• **Assignment**
For the entries below, say how many lines include the word "Systems" and add nothing else.

Element data from apps and pages:
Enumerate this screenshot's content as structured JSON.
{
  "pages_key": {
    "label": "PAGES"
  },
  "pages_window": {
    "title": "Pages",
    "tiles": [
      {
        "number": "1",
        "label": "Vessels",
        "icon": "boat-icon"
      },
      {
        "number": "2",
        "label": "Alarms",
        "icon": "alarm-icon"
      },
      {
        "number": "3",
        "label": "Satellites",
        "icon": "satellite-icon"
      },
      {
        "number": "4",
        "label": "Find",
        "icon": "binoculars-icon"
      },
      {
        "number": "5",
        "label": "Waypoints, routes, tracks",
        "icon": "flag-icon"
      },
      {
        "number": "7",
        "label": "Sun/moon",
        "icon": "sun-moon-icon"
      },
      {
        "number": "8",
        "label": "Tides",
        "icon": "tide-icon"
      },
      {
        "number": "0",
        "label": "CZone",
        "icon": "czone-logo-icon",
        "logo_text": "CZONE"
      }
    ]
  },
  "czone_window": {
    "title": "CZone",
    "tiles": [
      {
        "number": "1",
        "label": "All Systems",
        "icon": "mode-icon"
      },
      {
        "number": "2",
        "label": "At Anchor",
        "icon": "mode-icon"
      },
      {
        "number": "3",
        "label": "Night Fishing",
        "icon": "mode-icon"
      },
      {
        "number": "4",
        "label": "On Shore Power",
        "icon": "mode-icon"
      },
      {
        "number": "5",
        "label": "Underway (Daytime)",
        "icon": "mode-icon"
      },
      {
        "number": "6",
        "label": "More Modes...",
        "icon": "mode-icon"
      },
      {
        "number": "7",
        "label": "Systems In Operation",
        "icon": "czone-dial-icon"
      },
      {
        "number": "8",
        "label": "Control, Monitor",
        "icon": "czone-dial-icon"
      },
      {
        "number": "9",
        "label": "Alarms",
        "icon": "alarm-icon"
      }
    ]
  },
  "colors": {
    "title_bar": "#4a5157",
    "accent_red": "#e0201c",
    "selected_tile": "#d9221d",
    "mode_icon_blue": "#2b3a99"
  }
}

• **Exercise response**
2